In 2016, if you’re still listening to Crowbar then you know what to expect: slow tempos, chugging riffs, raspy vocals, the occasional shifting time signatures, and – most of all

8 years ago

In 2016, if you’re still listening to Crowbar then you know what to expect: slow tempos, chugging riffs, raspy vocals, the occasional shifting time signatures, and – most of all – comforting, loud familiarity.  The Louisiana sludge pioneers have been doing what they do best for thirty years after all, and even with their endless line-up changes, you can count on them to deliver the goods.  After nearly three decades grinding away, they might not sound as fresh as they once were; often is the case with so many bands who don’t evolve significantly with time is they get stale.  On the other hand, some bands try to evolve and end up worse because of it.  But Crowbar are a band who’ve remained consistently good for the duration of their career so far without ever departing from their roots, and it’s never been to their detriment – nor is it now.
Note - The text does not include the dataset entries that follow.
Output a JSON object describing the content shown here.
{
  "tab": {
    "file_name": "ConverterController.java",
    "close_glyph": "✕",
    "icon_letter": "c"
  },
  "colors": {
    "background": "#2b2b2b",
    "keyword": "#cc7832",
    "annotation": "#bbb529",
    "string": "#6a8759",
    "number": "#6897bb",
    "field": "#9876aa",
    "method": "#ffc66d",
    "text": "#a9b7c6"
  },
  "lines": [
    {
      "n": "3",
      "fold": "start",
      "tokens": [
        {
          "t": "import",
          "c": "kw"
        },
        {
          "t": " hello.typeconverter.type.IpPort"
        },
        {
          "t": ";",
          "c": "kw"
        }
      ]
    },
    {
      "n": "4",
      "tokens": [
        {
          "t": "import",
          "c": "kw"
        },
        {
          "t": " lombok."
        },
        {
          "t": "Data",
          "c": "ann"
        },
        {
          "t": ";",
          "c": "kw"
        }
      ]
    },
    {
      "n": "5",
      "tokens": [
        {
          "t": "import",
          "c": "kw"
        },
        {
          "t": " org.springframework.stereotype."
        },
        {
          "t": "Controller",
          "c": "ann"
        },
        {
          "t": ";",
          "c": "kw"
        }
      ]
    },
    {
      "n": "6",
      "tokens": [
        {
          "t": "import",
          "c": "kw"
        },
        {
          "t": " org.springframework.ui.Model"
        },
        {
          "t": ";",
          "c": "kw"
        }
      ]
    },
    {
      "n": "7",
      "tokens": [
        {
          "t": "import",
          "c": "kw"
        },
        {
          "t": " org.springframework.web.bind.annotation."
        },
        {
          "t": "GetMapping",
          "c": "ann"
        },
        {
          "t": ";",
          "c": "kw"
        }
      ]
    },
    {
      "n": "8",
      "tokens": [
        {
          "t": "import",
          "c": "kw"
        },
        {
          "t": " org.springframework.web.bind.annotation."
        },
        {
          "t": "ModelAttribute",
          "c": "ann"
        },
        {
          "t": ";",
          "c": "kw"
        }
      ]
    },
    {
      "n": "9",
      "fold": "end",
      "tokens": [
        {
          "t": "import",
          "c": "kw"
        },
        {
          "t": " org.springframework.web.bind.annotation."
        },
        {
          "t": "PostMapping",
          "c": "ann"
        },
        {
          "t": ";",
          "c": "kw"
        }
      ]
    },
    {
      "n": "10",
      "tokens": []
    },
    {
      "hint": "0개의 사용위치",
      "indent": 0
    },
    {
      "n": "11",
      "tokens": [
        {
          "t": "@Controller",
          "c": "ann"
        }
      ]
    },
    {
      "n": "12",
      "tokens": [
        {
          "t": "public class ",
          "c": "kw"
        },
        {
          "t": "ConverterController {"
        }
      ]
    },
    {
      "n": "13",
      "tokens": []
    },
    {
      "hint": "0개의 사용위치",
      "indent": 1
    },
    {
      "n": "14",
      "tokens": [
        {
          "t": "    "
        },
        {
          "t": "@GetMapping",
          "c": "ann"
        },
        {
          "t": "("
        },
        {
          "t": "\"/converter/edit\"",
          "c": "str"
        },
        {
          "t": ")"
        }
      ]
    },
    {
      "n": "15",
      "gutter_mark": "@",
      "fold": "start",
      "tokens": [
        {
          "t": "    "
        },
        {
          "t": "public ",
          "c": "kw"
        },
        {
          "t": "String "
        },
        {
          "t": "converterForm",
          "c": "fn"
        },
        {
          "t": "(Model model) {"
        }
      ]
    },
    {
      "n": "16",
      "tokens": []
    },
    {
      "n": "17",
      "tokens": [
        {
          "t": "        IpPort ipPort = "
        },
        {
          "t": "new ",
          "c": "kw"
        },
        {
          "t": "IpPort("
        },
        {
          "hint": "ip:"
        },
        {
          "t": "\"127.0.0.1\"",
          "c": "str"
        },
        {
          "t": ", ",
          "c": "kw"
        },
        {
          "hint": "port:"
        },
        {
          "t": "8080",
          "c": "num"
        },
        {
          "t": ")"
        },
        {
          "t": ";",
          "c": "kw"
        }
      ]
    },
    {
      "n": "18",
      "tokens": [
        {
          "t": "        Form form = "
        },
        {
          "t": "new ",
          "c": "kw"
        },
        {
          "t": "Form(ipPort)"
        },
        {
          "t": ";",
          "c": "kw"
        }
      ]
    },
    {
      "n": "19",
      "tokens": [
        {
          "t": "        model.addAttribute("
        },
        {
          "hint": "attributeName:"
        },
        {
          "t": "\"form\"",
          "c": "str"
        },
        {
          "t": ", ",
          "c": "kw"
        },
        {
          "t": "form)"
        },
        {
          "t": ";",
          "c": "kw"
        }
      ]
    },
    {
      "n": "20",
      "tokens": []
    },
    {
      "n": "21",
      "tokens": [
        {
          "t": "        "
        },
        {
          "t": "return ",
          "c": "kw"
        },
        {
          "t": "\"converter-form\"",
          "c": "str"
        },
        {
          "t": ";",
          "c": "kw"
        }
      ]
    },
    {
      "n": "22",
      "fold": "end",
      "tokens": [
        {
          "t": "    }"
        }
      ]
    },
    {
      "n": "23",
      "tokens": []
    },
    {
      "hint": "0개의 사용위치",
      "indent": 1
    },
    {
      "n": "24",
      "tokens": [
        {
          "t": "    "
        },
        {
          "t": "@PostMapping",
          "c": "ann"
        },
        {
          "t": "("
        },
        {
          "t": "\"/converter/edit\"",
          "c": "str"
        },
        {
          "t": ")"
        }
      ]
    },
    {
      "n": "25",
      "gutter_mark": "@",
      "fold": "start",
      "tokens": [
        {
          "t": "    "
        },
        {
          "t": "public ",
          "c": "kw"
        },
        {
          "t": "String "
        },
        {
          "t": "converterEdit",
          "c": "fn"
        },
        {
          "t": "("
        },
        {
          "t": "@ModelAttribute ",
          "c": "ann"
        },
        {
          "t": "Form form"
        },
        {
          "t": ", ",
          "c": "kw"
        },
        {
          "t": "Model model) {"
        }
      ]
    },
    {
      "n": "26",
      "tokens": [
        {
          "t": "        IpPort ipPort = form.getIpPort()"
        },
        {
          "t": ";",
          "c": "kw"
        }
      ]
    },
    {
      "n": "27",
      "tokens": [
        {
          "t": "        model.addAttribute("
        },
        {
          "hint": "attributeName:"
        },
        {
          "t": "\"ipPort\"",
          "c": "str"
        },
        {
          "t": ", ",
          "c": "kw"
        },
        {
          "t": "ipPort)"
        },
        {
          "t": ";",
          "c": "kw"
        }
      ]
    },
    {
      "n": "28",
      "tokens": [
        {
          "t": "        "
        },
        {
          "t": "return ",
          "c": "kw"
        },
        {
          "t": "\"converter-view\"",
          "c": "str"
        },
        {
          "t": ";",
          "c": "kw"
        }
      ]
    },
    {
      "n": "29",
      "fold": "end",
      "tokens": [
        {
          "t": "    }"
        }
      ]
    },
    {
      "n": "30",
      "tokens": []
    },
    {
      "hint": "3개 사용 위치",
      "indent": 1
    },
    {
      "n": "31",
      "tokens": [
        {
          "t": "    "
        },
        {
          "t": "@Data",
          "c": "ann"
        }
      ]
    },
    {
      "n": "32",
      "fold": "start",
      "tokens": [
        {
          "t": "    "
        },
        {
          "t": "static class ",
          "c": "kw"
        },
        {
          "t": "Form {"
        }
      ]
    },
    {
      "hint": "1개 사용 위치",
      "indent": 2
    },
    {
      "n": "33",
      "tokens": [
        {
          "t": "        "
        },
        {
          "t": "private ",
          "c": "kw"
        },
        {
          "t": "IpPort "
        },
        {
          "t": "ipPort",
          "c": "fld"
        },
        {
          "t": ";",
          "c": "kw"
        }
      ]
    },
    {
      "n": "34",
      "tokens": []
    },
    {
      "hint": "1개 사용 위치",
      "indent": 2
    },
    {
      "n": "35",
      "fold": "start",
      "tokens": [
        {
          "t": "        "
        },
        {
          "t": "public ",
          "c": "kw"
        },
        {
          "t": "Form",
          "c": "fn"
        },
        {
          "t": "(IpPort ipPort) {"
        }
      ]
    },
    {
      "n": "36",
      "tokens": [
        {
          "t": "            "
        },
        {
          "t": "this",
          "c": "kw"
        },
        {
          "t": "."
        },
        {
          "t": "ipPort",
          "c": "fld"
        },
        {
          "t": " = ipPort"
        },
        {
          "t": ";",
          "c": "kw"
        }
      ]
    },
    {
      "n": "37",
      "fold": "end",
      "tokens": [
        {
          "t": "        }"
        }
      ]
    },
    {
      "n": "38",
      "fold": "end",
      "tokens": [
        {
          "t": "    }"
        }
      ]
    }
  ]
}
That said, latest album, The Serpent Only Lies, does contain elements which were non-existent on their 1991 debut, Obedience Thru Suffering. But these slight differences are minuscule and merely a result of the natural growth and maturity of a veteran band.  Crowbar will always be the no-nonsense, take-no-prisoners swamp titans they were the day they started, and their vitality to their scene all these years later is a testament to their still-burning passion and ability to continually hit that sweet spot only their most ardent fans will understand – and with original bassist Todd “Sexy T’’ Strange back in the fold, the old gang continue to exert their dominance over many of their peers.

For their 11th studio outing, as you’ve probably gathered already, it’s business as usual for the New Orleans foursome.  Proceedings kick off with all the familiarity of a family reunion – albeit a very dysfunctional one with your angry, bearded uncle – as “Falling While Rising’’ trudges its way straight to the jugular.  Thematically, it’s about overcoming setbacks; falling, dusting yourself off and getting back up again.  This is an age-old adage Chumbawamba made famous, but Crowbar deliver it with more sincerity and grit.

“Plasmic and Pure’’ is more of the same, but veteran instincts kick in with “I Am the Storm’’ as the tempo is sped up a gear with a hardcore punk tempo and some master thrashing for good measure. In fact, it’s quite reminiscent of Hatebreed, and it’s one of the best tracks in their impressive canon.  Better yet, it’s going to go down a storm during the live shows as it’s a certifiable mosh pit anthem most metal bands would be proud to include in their arsenal.

“Surviving the Abyss’’ is the highlight of the record, due in no part to its catchy southern rock riff and the raw emotion of Windstein’s throaty crooning.  The title is also reflective of the Biblical theme running throughout the album, like that of 2011’s Sever the Wicked Hand.  It’s also, perhaps, the most uplifting track on the album as it thematically explores the concept of growing stronger from negative experiences.  The album contains a lot of metaphorical lyrics pertaining to themes such as loss, addiction, spirituality and the nature of humanity.  It’s a dark record, but it’s not one completely devoid of hope either; it’s the honest pondering of experiencing life and the world at its best and worst and how one perseveres and comes out stronger in the end.

The Serpent Only Lies is no-frills, no-pretences sludge metal at its finest.  While it won’t win over any non-fans to the band, it’ll provide existing ones with satisfying comfort food.  Not many bands can simultaneously plod and pummel as masterfully as Crowbar, and after all these years grinding away, they’re still top of their game and as vital as ever.

The Serpent Only Lies is available now via eOneMusic

Kieran Fisher

Published 8 years ago